To be an investor you must be a believer in a better tomorrow. – Benjamin Graham
The stock market seems to be climbing a wall of worry and last week it suffered a mild setback as all of the major stock averages fell at least 1%. The Dow Jones Industrial Average was the biggest loser as it dropped 389 points or 1.5% as a number of news events contributed to nervousness among investors. The most troubling concern involves retaliation by other countries in the form of tariffs on U.S. goods and the possible outbreak of trade wars. In addition to the 25% tariff on imported steel and the 10% tariff imposed on aluminum, there have been reports that the Trump administration has considered slapping $60 billion in tariffs on Chinese goods. The administration also wants to target intellectual property theft by the Chinese government, which has been rampant and has occurred for far too long. The revolving door, otherwise known as the White House, was also on full display last week as President Trump fired Secretary of State Rex Tillerson and replaced him with Mike Pompeo, the former head of the Central Intelligence Agency (CIA). Trump also named Lawrence Kudlow to replace Gary Cohn as his chief economic advisor, a move that may soften Trump’s stance on tariffs. The never-ending investigation into whether or not the Trump campaign colluded with Russia in the 2016 presidential election also took a new turn as special counsel Robert Mueller subpoenaed the Trump organization and related businesses. Although all of the inflation data released last week was relatively benign, retail sales in February fell slightly and have now fallen three consecutive months for the first time in nearly six years. This result was a bit surprising as it was thought that the recently passed tax cuts would lead to increased consumer spending, especially with consumer sentiment data at all-time highs. In fact, the Atlanta Federal Reserve now forecasts that first quarter gross domestic product (GDP) will only be about 1.9% compared to its original forecast of 5.4%. JP Morgan Chase also lowered its forecast for 1st quarter GDP to 2%. Worries have now turned to economic growth that might be too weak rather than too strong, resulting in corporate profits that also might be less than expected.
What a difference a month makes. Unlike January inflation data that was much stronger than expected, data in February was generally mild by comparison and in line with expectations. The consumer price index (CPI) rose slightly and alleviated concerns that inflation will accelerate and the producer price index (PPI) also posted only a modest increase. Core CPI, which excludes food and energy, has risen 1.8% on an annualized basis through February. February U.S. industrial production posted its biggest increase in four months as favorable weather led to a rebound in construction but housing starts fell more than expected in February as construction of multi-family housing units plunged.
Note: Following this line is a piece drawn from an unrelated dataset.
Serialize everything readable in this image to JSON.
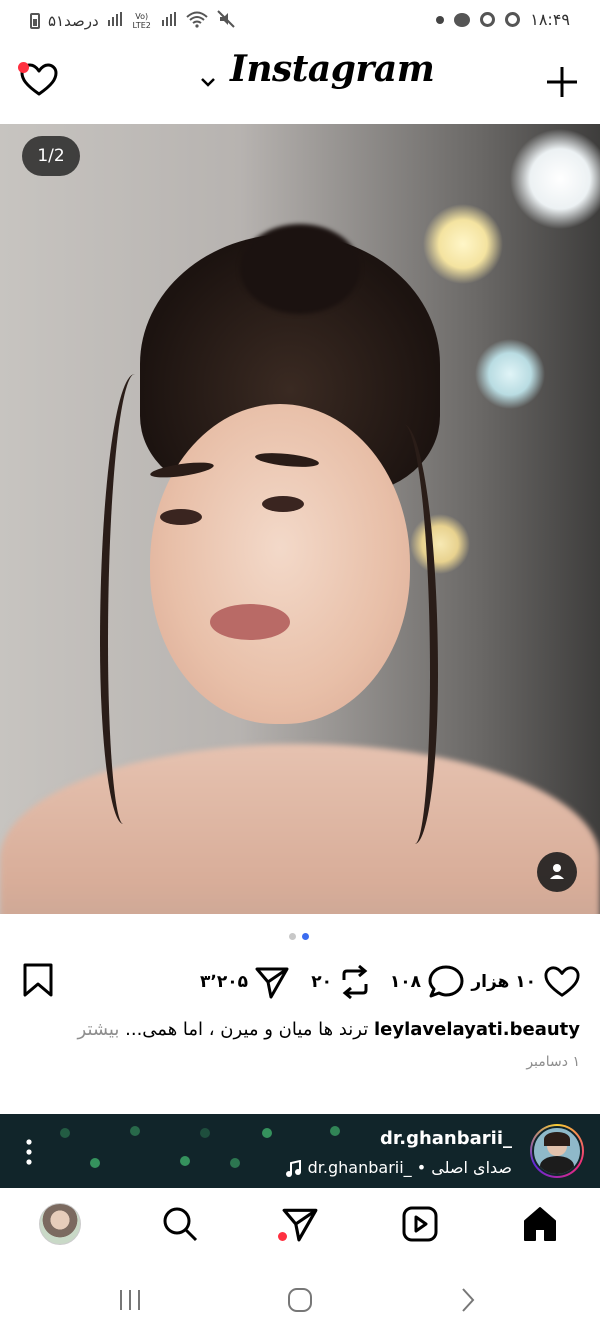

The preliminary University of Michigan consumer sentiment index rose to its highest level since 2004. Weekly jobless claims fell 4,000 to 226,000, less than expected, and near a 50-year low.
For the week, the Dow Jones Industrial Average dropped 1.5% to close at 24,946 while the S&P 500 Index declined 1.2% to close at 2,752. The Nasdaq Composite Index fell 1.0% to close at 7,481.
February existing home sales and new home sales are forecast to be higher than those reported in January and consistent with a stable housing market. February durable goods orders are expected to rebound with a healthy increase after declining last month while leading economic indicators for February are expected to be up modestly but at less than half the increase in January.
The Federal Reserve meets on Wednesday and it is widely expected that the federal funds rate will be raised by a quarter of one percent. New Fed Chairman Jerome Powell will hold his first news conference after the meeting. Depending on the strength of the economy and inflation, it could be the first of four interest rate hikes this year.
Among the most prominent companies on the earnings agenda this week are Oracle, Micron Technology, Accenture, FedEx, General Mills, Darden Restaurants, ConAgra Brands, Nike, Carnival and Cintas.
Since the Trump administration announced a 25% tariff on imported steel and a 10% tariff on imported aluminum on March 1st, there have been lingering fears that a trade war might develop and the stock market has been volatile with little or no gain. Both Canada and Mexico were granted an exemption from the tariffs until the North American Free Trade Agreement (NAFTA) could be renegotiated and President Trump emphasized that he would be flexible in either removing or modifying tariffs for each country. The effect on broad-based, diversified exchange-traded funds (ETFs) and actively managed equity mutual funds has been relatively small as steel and aluminum stocks have done well while companies that use steel and aluminum in their production process have tended to underperform. By and large, the market has shrugged off the news but remains wary that tariffs on steel and aluminum could lead to an escalation of tariffs around the globe as countries attempt to protect their own industries. If the tariffs are confined to just steel and aluminum and are used as a negotiating tool to bring countries together to discuss fairer trade practices, then the stock market should not be affected adversely. However, if trade wars develop, there is the possibility of higher prices and inflation, which could lead to higher interest rates, negatively impacting stocks and bonds. For bond investors, it would be wise to shorten the duration of fixed income portfolios to minimize the amount of principal erosion caused by higher rates.